→ **Dataset records**:
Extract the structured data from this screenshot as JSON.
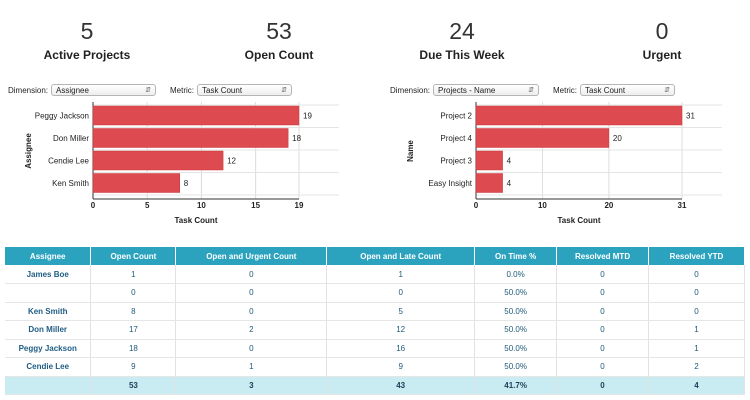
{
  "kpis": [
    {
      "value": "5",
      "label": "Active Projects"
    },
    {
      "value": "53",
      "label": "Open Count"
    },
    {
      "value": "24",
      "label": "Due This Week"
    },
    {
      "value": "0",
      "label": "Urgent"
    }
  ],
  "left_controls": {
    "dimension_label": "Dimension:",
    "dimension_value": "Assignee",
    "metric_label": "Metric:",
    "metric_value": "Task Count"
  },
  "right_controls": {
    "dimension_label": "Dimension:",
    "dimension_value": "Projects - Name",
    "metric_label": "Metric:",
    "metric_value": "Task Count"
  },
  "colors": {
    "bar": "#dd4a4f",
    "header": "#2ba3bf",
    "total_row": "#c9ecf3"
  },
  "chart_data": [
    {
      "type": "bar",
      "orientation": "horizontal",
      "categories": [
        "Peggy Jackson",
        "Don Miller",
        "Cendie Lee",
        "Ken Smith"
      ],
      "values": [
        19,
        18,
        12,
        8
      ],
      "xlabel": "Task Count",
      "ylabel": "Assignee",
      "ticks": [
        "0",
        "5",
        "10",
        "15",
        "19"
      ],
      "xlim": [
        0,
        19
      ],
      "grid": true
    },
    {
      "type": "bar",
      "orientation": "horizontal",
      "categories": [
        "Project 2",
        "Project 4",
        "Project 3",
        "Easy Insight"
      ],
      "values": [
        31,
        20,
        4,
        4
      ],
      "xlabel": "Task Count",
      "ylabel": "Name",
      "ticks": [
        "0",
        "10",
        "20",
        "31"
      ],
      "xlim": [
        0,
        31
      ],
      "grid": true
    }
  ],
  "table": {
    "headers": [
      "Assignee",
      "Open Count",
      "Open and Urgent Count",
      "Open and Late Count",
      "On Time %",
      "Resolved MTD",
      "Resolved YTD"
    ],
    "rows": [
      [
        "James Boe",
        "1",
        "0",
        "1",
        "0.0%",
        "0",
        "0"
      ],
      [
        "",
        "0",
        "0",
        "0",
        "50.0%",
        "0",
        "0"
      ],
      [
        "Ken Smith",
        "8",
        "0",
        "5",
        "50.0%",
        "0",
        "0"
      ],
      [
        "Don Miller",
        "17",
        "2",
        "12",
        "50.0%",
        "0",
        "1"
      ],
      [
        "Peggy Jackson",
        "18",
        "0",
        "16",
        "50.0%",
        "0",
        "1"
      ],
      [
        "Cendie Lee",
        "9",
        "1",
        "9",
        "50.0%",
        "0",
        "2"
      ]
    ],
    "total": [
      "",
      "53",
      "3",
      "43",
      "41.7%",
      "0",
      "4"
    ]
  }
}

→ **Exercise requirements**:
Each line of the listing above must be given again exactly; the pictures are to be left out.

→ **Finished task**:
Extract the structured data from this screenshot as JSON.
{
  "kpis": [
    {
      "value": "5",
      "label": "Active Projects"
    },
    {
      "value": "53",
      "label": "Open Count"
    },
    {
      "value": "24",
      "label": "Due This Week"
    },
    {
      "value": "0",
      "label": "Urgent"
    }
  ],
  "left_controls": {
    "dimension_label": "Dimension:",
    "dimension_value": "Assignee",
    "metric_label": "Metric:",
    "metric_value": "Task Count"
  },
  "right_controls": {
    "dimension_label": "Dimension:",
    "dimension_value": "Projects - Name",
    "metric_label": "Metric:",
    "metric_value": "Task Count"
  },
  "colors": {
    "bar": "#dd4a4f",
    "header": "#2ba3bf",
    "total_row": "#c9ecf3"
  },
  "chart_data": [
    {
      "type": "bar",
      "orientation": "horizontal",
      "categories": [
        "Peggy Jackson",
        "Don Miller",
        "Cendie Lee",
        "Ken Smith"
      ],
      "values": [
        19,
        18,
        12,
        8
      ],
      "xlabel": "Task Count",
      "ylabel": "Assignee",
      "ticks": [
        "0",
        "5",
        "10",
        "15",
        "19"
      ],
      "xlim": [
        0,
        19
      ],
      "grid": true
    },
    {
      "type": "bar",
      "orientation": "horizontal",
      "categories": [
        "Project 2",
        "Project 4",
        "Project 3",
        "Easy Insight"
      ],
      "values": [
        31,
        20,
        4,
        4
      ],
      "xlabel": "Task Count",
      "ylabel": "Name",
      "ticks": [
        "0",
        "10",
        "20",
        "31"
      ],
      "xlim": [
        0,
        31
      ],
      "grid": true
    }
  ],
  "table": {
    "headers": [
      "Assignee",
      "Open Count",
      "Open and Urgent Count",
      "Open and Late Count",
      "On Time %",
      "Resolved MTD",
      "Resolved YTD"
    ],
    "rows": [
      [
        "James Boe",
        "1",
        "0",
        "1",
        "0.0%",
        "0",
        "0"
      ],
      [
        "",
        "0",
        "0",
        "0",
        "50.0%",
        "0",
        "0"
      ],
      [
        "Ken Smith",
        "8",
        "0",
        "5",
        "50.0%",
        "0",
        "0"
      ],
      [
        "Don Miller",
        "17",
        "2",
        "12",
        "50.0%",
        "0",
        "1"
      ],
      [
        "Peggy Jackson",
        "18",
        "0",
        "16",
        "50.0%",
        "0",
        "1"
      ],
      [
        "Cendie Lee",
        "9",
        "1",
        "9",
        "50.0%",
        "0",
        "2"
      ]
    ],
    "total": [
      "",
      "53",
      "3",
      "43",
      "41.7%",
      "0",
      "4"
    ]
  }
}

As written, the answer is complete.